Welcome to Sage; you won’t find it on most maps, but we are perched up here on the flank of Red Mountain at 3000’ elevation, SE of Hemet & NE of Temecula (two towns you can find on the maps). It is 14 miles to the south edge of Hemet and the business I own, Curt’s Books. Temecula is further in another direction but has such attractions as Trader Joe’s and Costco. I’ve been up here since May 1983, which makes me one of the old-timers here. My handyman, Joe, has been here since the late 1970’s. There will be more about him in future posts, and also the story of how I came to be here I have lots of stories about my life here and the beasties who have shared with me. Future posts will be telling those stories as well as musings and whatever comes to my keyboard. There are horse stories, dog stories, cat stories and much more. I hope you will join the journey; comments are always welcome. I wish I could promise an entry a day, but if I have writer’s block, I have it and will have to wait until unblocked. Time is also a definite factor also and some days I just don’t have time to even log onto the computer. Well, nice introduction, now I have to go write some stories.
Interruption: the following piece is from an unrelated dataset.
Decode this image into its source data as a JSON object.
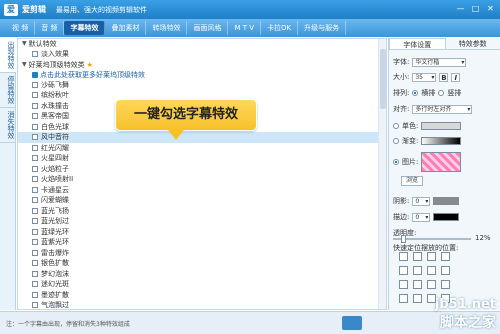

a view that has no end; no DSL, no cable, cell phones kinda function; dirt roads; plenty of space; no actual gardening, just find the plants that survive the conditions; a few good neighbors; wildlife up close; 25 minutes from the closest town--I would not want to live anywhere else.